### Work order
In the data that follows, how many lines include the string "structure"? Answer with the number alone.

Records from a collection
/---

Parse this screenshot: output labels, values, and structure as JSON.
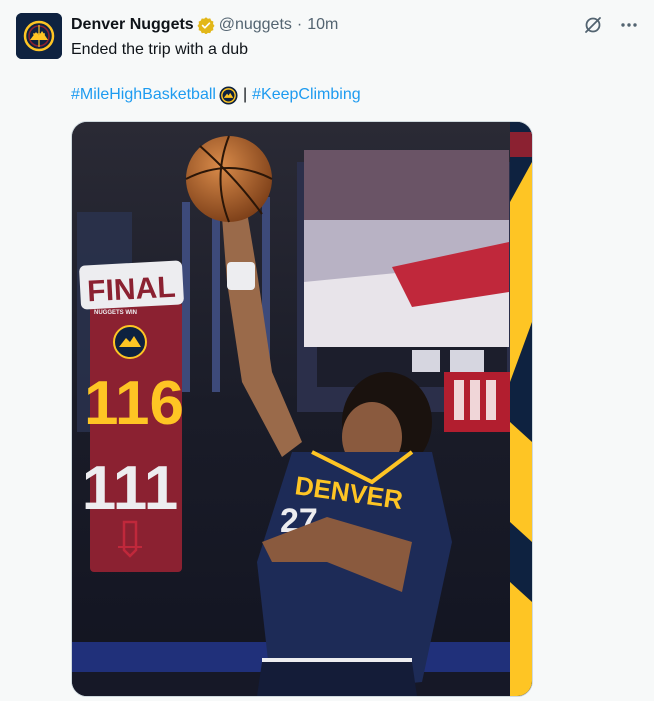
{
  "author": {
    "name": "Denver Nuggets",
    "handle": "@nuggets",
    "separator": "·",
    "time": "10m"
  },
  "tweet": {
    "text": "Ended the trip with a dub",
    "hashtag_1": "#MileHighBasketball",
    "separator": "|",
    "hashtag_2": "#KeepClimbing"
  },
  "graphic": {
    "final_label": "FINAL",
    "sub_label": "NUGGETS WIN",
    "nuggets_score": "116",
    "opponent_score": "111",
    "jersey_text": "DENVER",
    "jersey_number": "27"
  },
  "colors": {
    "accent": "#1d9bf0",
    "nuggets_navy": "#0e2240",
    "nuggets_gold": "#fec524",
    "nuggets_red": "#8b2131"
  },
  "icons": {
    "verified": "verified-badge-icon",
    "grok": "grok-icon",
    "more": "more-icon"
  }
}
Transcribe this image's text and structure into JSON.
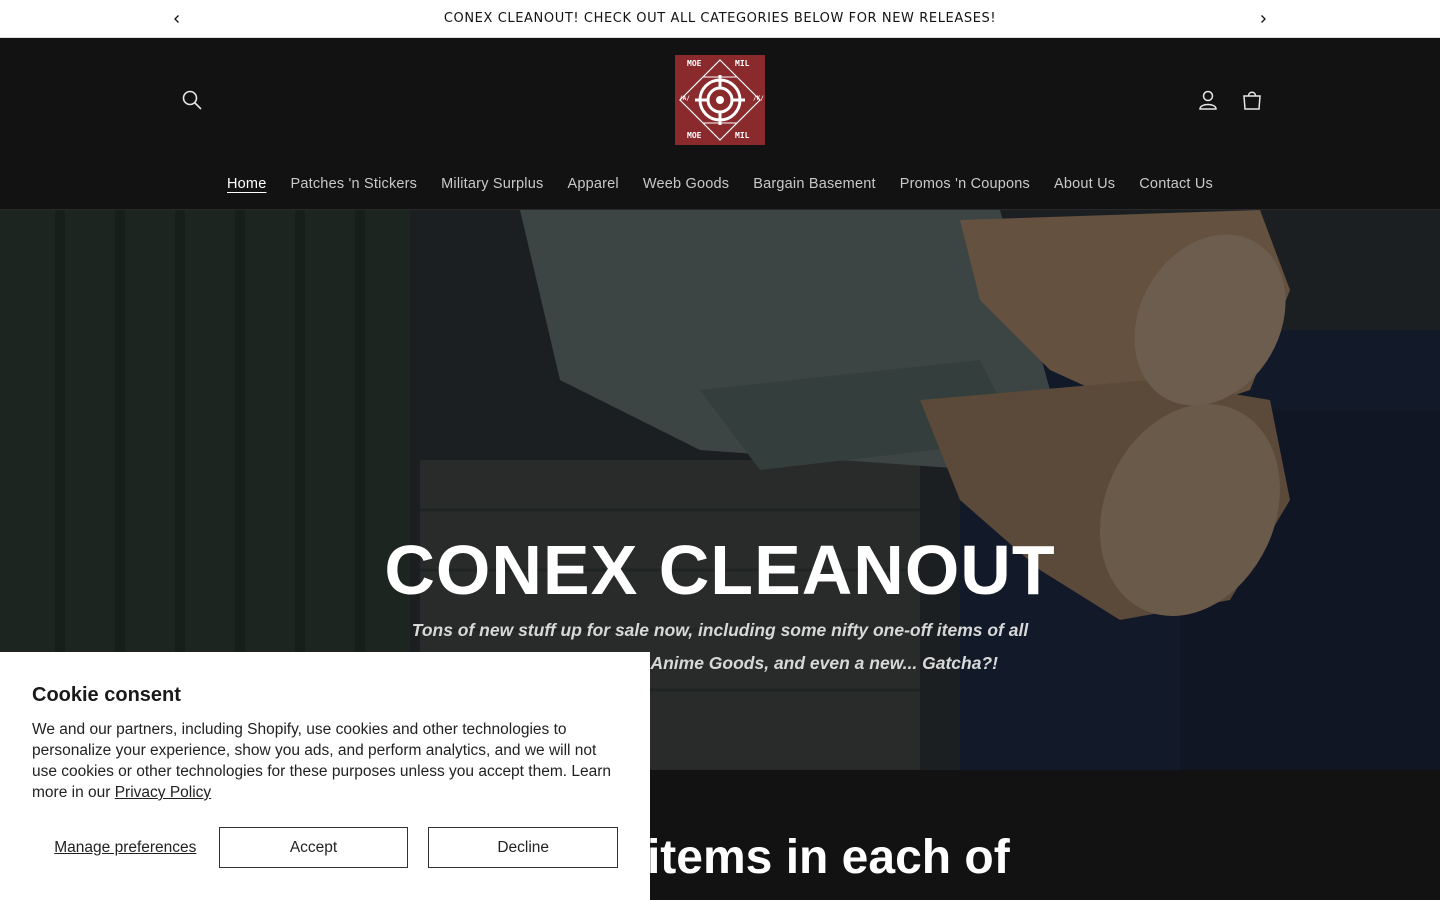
{
  "announcement": {
    "text": "CONEX CLEANOUT! CHECK OUT ALL CATEGORIES BELOW FOR NEW RELEASES!"
  },
  "header": {
    "logo_text": {
      "top_left": "MOE",
      "top_right": "MIL",
      "bottom_left": "MOE",
      "bottom_right": "MIL",
      "left": "/A/",
      "right": "/K/"
    }
  },
  "nav": {
    "items": [
      {
        "label": "Home",
        "active": true
      },
      {
        "label": "Patches 'n Stickers"
      },
      {
        "label": "Military Surplus"
      },
      {
        "label": "Apparel"
      },
      {
        "label": "Weeb Goods"
      },
      {
        "label": "Bargain Basement"
      },
      {
        "label": "Promos 'n Coupons"
      },
      {
        "label": "About Us"
      },
      {
        "label": "Contact Us"
      }
    ]
  },
  "hero": {
    "title": "CONEX CLEANOUT",
    "subtitle": "Tons of new stuff up for sale now, including some nifty one-off items of all sorts in Military Surplus, Anime Goods, and even a new... Gatcha?!"
  },
  "section": {
    "heading": "...new items in each of"
  },
  "cookie": {
    "title": "Cookie consent",
    "body": "We and our partners, including Shopify, use cookies and other technologies to personalize your experience, show you ads, and perform analytics, and we will not use cookies or other technologies for these purposes unless you accept them. Learn more in our ",
    "link": "Privacy Policy",
    "manage": "Manage preferences",
    "accept": "Accept",
    "decline": "Decline"
  },
  "colors": {
    "header_bg": "#121212",
    "logo_bg": "#8b2a2c",
    "announcement_bg": "#ffffff"
  }
}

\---

### Response to this task
2